> WHAT IS NEEDED
Please make an exact copy of the listing, without the pictures.
►
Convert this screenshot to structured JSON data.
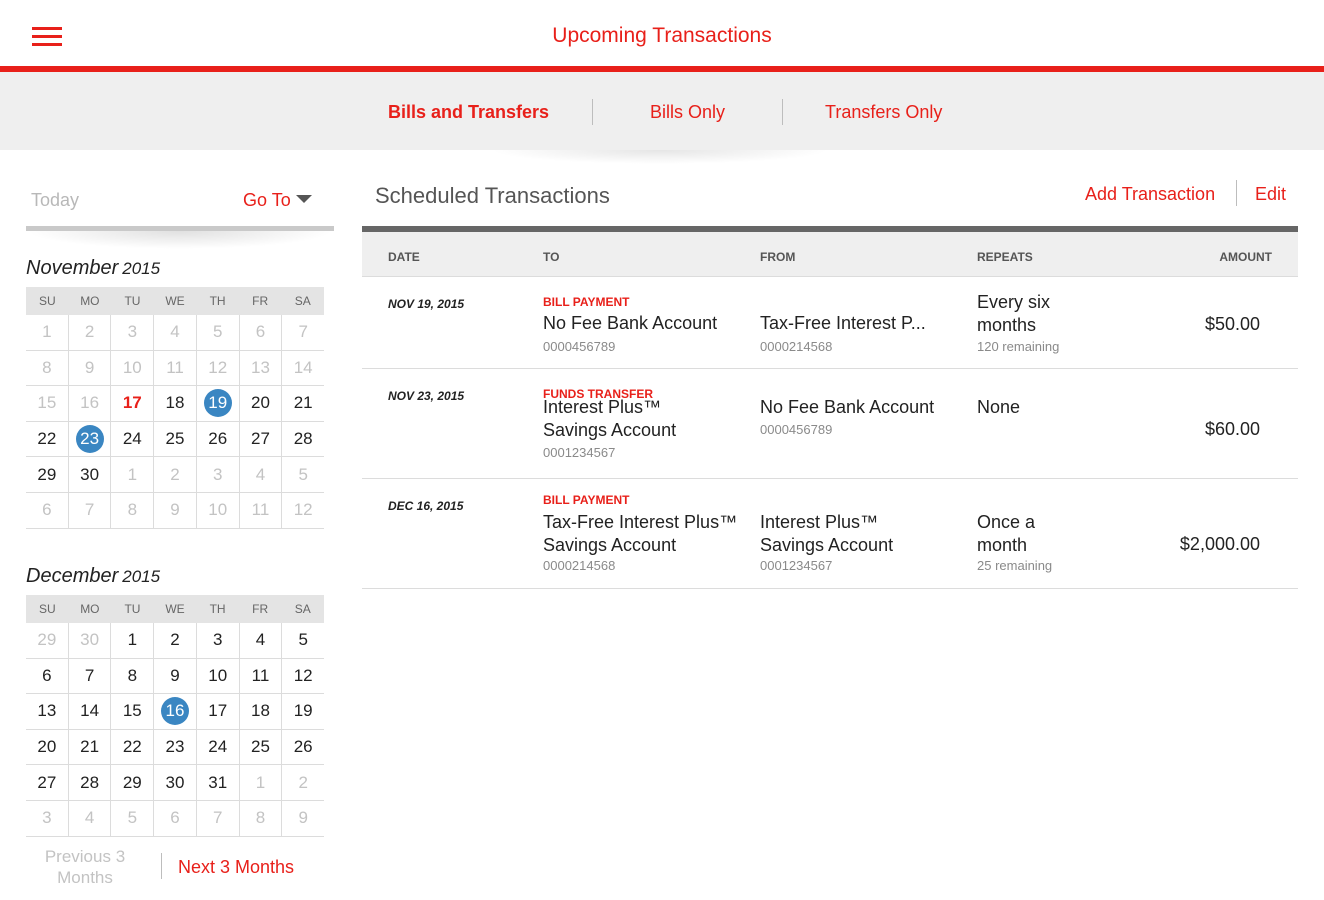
{
  "header": {
    "title": "Upcoming Transactions",
    "menu_icon": "hamburger-menu-icon"
  },
  "segments": [
    {
      "label": "Bills and Transfers",
      "active": true
    },
    {
      "label": "Bills Only",
      "active": false
    },
    {
      "label": "Transfers Only",
      "active": false
    }
  ],
  "sidebar": {
    "today_label": "Today",
    "goto_label": "Go To",
    "weekdays": [
      "SU",
      "MO",
      "TU",
      "WE",
      "TH",
      "FR",
      "SA"
    ],
    "calendars": [
      {
        "month": "November",
        "year": "2015",
        "weeks": [
          [
            {
              "d": "1",
              "m": true
            },
            {
              "d": "2",
              "m": true
            },
            {
              "d": "3",
              "m": true
            },
            {
              "d": "4",
              "m": true
            },
            {
              "d": "5",
              "m": true
            },
            {
              "d": "6",
              "m": true
            },
            {
              "d": "7",
              "m": true
            }
          ],
          [
            {
              "d": "8",
              "m": true
            },
            {
              "d": "9",
              "m": true
            },
            {
              "d": "10",
              "m": true
            },
            {
              "d": "11",
              "m": true
            },
            {
              "d": "12",
              "m": true
            },
            {
              "d": "13",
              "m": true
            },
            {
              "d": "14",
              "m": true
            }
          ],
          [
            {
              "d": "15",
              "m": true
            },
            {
              "d": "16",
              "m": true
            },
            {
              "d": "17",
              "today": true
            },
            {
              "d": "18"
            },
            {
              "d": "19",
              "mark": true
            },
            {
              "d": "20"
            },
            {
              "d": "21"
            }
          ],
          [
            {
              "d": "22"
            },
            {
              "d": "23",
              "mark": true
            },
            {
              "d": "24"
            },
            {
              "d": "25"
            },
            {
              "d": "26"
            },
            {
              "d": "27"
            },
            {
              "d": "28"
            }
          ],
          [
            {
              "d": "29"
            },
            {
              "d": "30"
            },
            {
              "d": "1",
              "m": true
            },
            {
              "d": "2",
              "m": true
            },
            {
              "d": "3",
              "m": true
            },
            {
              "d": "4",
              "m": true
            },
            {
              "d": "5",
              "m": true
            }
          ],
          [
            {
              "d": "6",
              "m": true
            },
            {
              "d": "7",
              "m": true
            },
            {
              "d": "8",
              "m": true
            },
            {
              "d": "9",
              "m": true
            },
            {
              "d": "10",
              "m": true
            },
            {
              "d": "11",
              "m": true
            },
            {
              "d": "12",
              "m": true
            }
          ]
        ]
      },
      {
        "month": "December",
        "year": "2015",
        "weeks": [
          [
            {
              "d": "29",
              "m": true
            },
            {
              "d": "30",
              "m": true
            },
            {
              "d": "1"
            },
            {
              "d": "2"
            },
            {
              "d": "3"
            },
            {
              "d": "4"
            },
            {
              "d": "5"
            }
          ],
          [
            {
              "d": "6"
            },
            {
              "d": "7"
            },
            {
              "d": "8"
            },
            {
              "d": "9"
            },
            {
              "d": "10"
            },
            {
              "d": "11"
            },
            {
              "d": "12"
            }
          ],
          [
            {
              "d": "13"
            },
            {
              "d": "14"
            },
            {
              "d": "15"
            },
            {
              "d": "16",
              "mark": true
            },
            {
              "d": "17"
            },
            {
              "d": "18"
            },
            {
              "d": "19"
            }
          ],
          [
            {
              "d": "20"
            },
            {
              "d": "21"
            },
            {
              "d": "22"
            },
            {
              "d": "23"
            },
            {
              "d": "24"
            },
            {
              "d": "25"
            },
            {
              "d": "26"
            }
          ],
          [
            {
              "d": "27"
            },
            {
              "d": "28"
            },
            {
              "d": "29"
            },
            {
              "d": "30"
            },
            {
              "d": "31"
            },
            {
              "d": "1",
              "m": true
            },
            {
              "d": "2",
              "m": true
            }
          ],
          [
            {
              "d": "3",
              "m": true
            },
            {
              "d": "4",
              "m": true
            },
            {
              "d": "5",
              "m": true
            },
            {
              "d": "6",
              "m": true
            },
            {
              "d": "7",
              "m": true
            },
            {
              "d": "8",
              "m": true
            },
            {
              "d": "9",
              "m": true
            }
          ]
        ]
      }
    ],
    "prev_label": "Previous 3 Months",
    "next_label": "Next 3 Months"
  },
  "main": {
    "title": "Scheduled Transactions",
    "add_label": "Add Transaction",
    "edit_label": "Edit",
    "columns": {
      "date": "DATE",
      "to": "TO",
      "from": "FROM",
      "repeats": "REPEATS",
      "amount": "AMOUNT"
    },
    "rows": [
      {
        "date": "NOV 19, 2015",
        "type": "BILL PAYMENT",
        "to_lines": [
          "No Fee Bank Account"
        ],
        "to_acct": "0000456789",
        "from_lines": [
          "Tax-Free Interest P..."
        ],
        "from_acct": "0000214568",
        "repeat_lines": [
          "Every six",
          "months"
        ],
        "repeat_sub": "120 remaining",
        "amount": "$50.00"
      },
      {
        "date": "NOV 23, 2015",
        "type": "FUNDS TRANSFER",
        "to_lines": [
          "Interest Plus™",
          "Savings Account"
        ],
        "to_acct": "0001234567",
        "from_lines": [
          "No Fee Bank Account"
        ],
        "from_acct": "0000456789",
        "repeat_lines": [
          "None"
        ],
        "repeat_sub": "",
        "amount": "$60.00"
      },
      {
        "date": "DEC 16, 2015",
        "type": "BILL PAYMENT",
        "to_lines": [
          "Tax-Free Interest Plus™",
          "Savings Account"
        ],
        "to_acct": "0000214568",
        "from_lines": [
          "Interest Plus™",
          "Savings Account"
        ],
        "from_acct": "0001234567",
        "repeat_lines": [
          "Once a",
          "month"
        ],
        "repeat_sub": "25 remaining",
        "amount": "$2,000.00"
      }
    ]
  },
  "colors": {
    "accent": "#e8201a",
    "marker": "#3a86c2",
    "bar": "#efefef"
  }
}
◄
> YOUR RESPONSE
Convert this screenshot to structured JSON data.
{
  "header": {
    "title": "Upcoming Transactions",
    "menu_icon": "hamburger-menu-icon"
  },
  "segments": [
    {
      "label": "Bills and Transfers",
      "active": true
    },
    {
      "label": "Bills Only",
      "active": false
    },
    {
      "label": "Transfers Only",
      "active": false
    }
  ],
  "sidebar": {
    "today_label": "Today",
    "goto_label": "Go To",
    "weekdays": [
      "SU",
      "MO",
      "TU",
      "WE",
      "TH",
      "FR",
      "SA"
    ],
    "calendars": [
      {
        "month": "November",
        "year": "2015",
        "weeks": [
          [
            {
              "d": "1",
              "m": true
            },
            {
              "d": "2",
              "m": true
            },
            {
              "d": "3",
              "m": true
            },
            {
              "d": "4",
              "m": true
            },
            {
              "d": "5",
              "m": true
            },
            {
              "d": "6",
              "m": true
            },
            {
              "d": "7",
              "m": true
            }
          ],
          [
            {
              "d": "8",
              "m": true
            },
            {
              "d": "9",
              "m": true
            },
            {
              "d": "10",
              "m": true
            },
            {
              "d": "11",
              "m": true
            },
            {
              "d": "12",
              "m": true
            },
            {
              "d": "13",
              "m": true
            },
            {
              "d": "14",
              "m": true
            }
          ],
          [
            {
              "d": "15",
              "m": true
            },
            {
              "d": "16",
              "m": true
            },
            {
              "d": "17",
              "today": true
            },
            {
              "d": "18"
            },
            {
              "d": "19",
              "mark": true
            },
            {
              "d": "20"
            },
            {
              "d": "21"
            }
          ],
          [
            {
              "d": "22"
            },
            {
              "d": "23",
              "mark": true
            },
            {
              "d": "24"
            },
            {
              "d": "25"
            },
            {
              "d": "26"
            },
            {
              "d": "27"
            },
            {
              "d": "28"
            }
          ],
          [
            {
              "d": "29"
            },
            {
              "d": "30"
            },
            {
              "d": "1",
              "m": true
            },
            {
              "d": "2",
              "m": true
            },
            {
              "d": "3",
              "m": true
            },
            {
              "d": "4",
              "m": true
            },
            {
              "d": "5",
              "m": true
            }
          ],
          [
            {
              "d": "6",
              "m": true
            },
            {
              "d": "7",
              "m": true
            },
            {
              "d": "8",
              "m": true
            },
            {
              "d": "9",
              "m": true
            },
            {
              "d": "10",
              "m": true
            },
            {
              "d": "11",
              "m": true
            },
            {
              "d": "12",
              "m": true
            }
          ]
        ]
      },
      {
        "month": "December",
        "year": "2015",
        "weeks": [
          [
            {
              "d": "29",
              "m": true
            },
            {
              "d": "30",
              "m": true
            },
            {
              "d": "1"
            },
            {
              "d": "2"
            },
            {
              "d": "3"
            },
            {
              "d": "4"
            },
            {
              "d": "5"
            }
          ],
          [
            {
              "d": "6"
            },
            {
              "d": "7"
            },
            {
              "d": "8"
            },
            {
              "d": "9"
            },
            {
              "d": "10"
            },
            {
              "d": "11"
            },
            {
              "d": "12"
            }
          ],
          [
            {
              "d": "13"
            },
            {
              "d": "14"
            },
            {
              "d": "15"
            },
            {
              "d": "16",
              "mark": true
            },
            {
              "d": "17"
            },
            {
              "d": "18"
            },
            {
              "d": "19"
            }
          ],
          [
            {
              "d": "20"
            },
            {
              "d": "21"
            },
            {
              "d": "22"
            },
            {
              "d": "23"
            },
            {
              "d": "24"
            },
            {
              "d": "25"
            },
            {
              "d": "26"
            }
          ],
          [
            {
              "d": "27"
            },
            {
              "d": "28"
            },
            {
              "d": "29"
            },
            {
              "d": "30"
            },
            {
              "d": "31"
            },
            {
              "d": "1",
              "m": true
            },
            {
              "d": "2",
              "m": true
            }
          ],
          [
            {
              "d": "3",
              "m": true
            },
            {
              "d": "4",
              "m": true
            },
            {
              "d": "5",
              "m": true
            },
            {
              "d": "6",
              "m": true
            },
            {
              "d": "7",
              "m": true
            },
            {
              "d": "8",
              "m": true
            },
            {
              "d": "9",
              "m": true
            }
          ]
        ]
      }
    ],
    "prev_label": "Previous 3 Months",
    "next_label": "Next 3 Months"
  },
  "main": {
    "title": "Scheduled Transactions",
    "add_label": "Add Transaction",
    "edit_label": "Edit",
    "columns": {
      "date": "DATE",
      "to": "TO",
      "from": "FROM",
      "repeats": "REPEATS",
      "amount": "AMOUNT"
    },
    "rows": [
      {
        "date": "NOV 19, 2015",
        "type": "BILL PAYMENT",
        "to_lines": [
          "No Fee Bank Account"
        ],
        "to_acct": "0000456789",
        "from_lines": [
          "Tax-Free Interest P..."
        ],
        "from_acct": "0000214568",
        "repeat_lines": [
          "Every six",
          "months"
        ],
        "repeat_sub": "120 remaining",
        "amount": "$50.00"
      },
      {
        "date": "NOV 23, 2015",
        "type": "FUNDS TRANSFER",
        "to_lines": [
          "Interest Plus™",
          "Savings Account"
        ],
        "to_acct": "0001234567",
        "from_lines": [
          "No Fee Bank Account"
        ],
        "from_acct": "0000456789",
        "repeat_lines": [
          "None"
        ],
        "repeat_sub": "",
        "amount": "$60.00"
      },
      {
        "date": "DEC 16, 2015",
        "type": "BILL PAYMENT",
        "to_lines": [
          "Tax-Free Interest Plus™",
          "Savings Account"
        ],
        "to_acct": "0000214568",
        "from_lines": [
          "Interest Plus™",
          "Savings Account"
        ],
        "from_acct": "0001234567",
        "repeat_lines": [
          "Once a",
          "month"
        ],
        "repeat_sub": "25 remaining",
        "amount": "$2,000.00"
      }
    ]
  },
  "colors": {
    "accent": "#e8201a",
    "marker": "#3a86c2",
    "bar": "#efefef"
  }
}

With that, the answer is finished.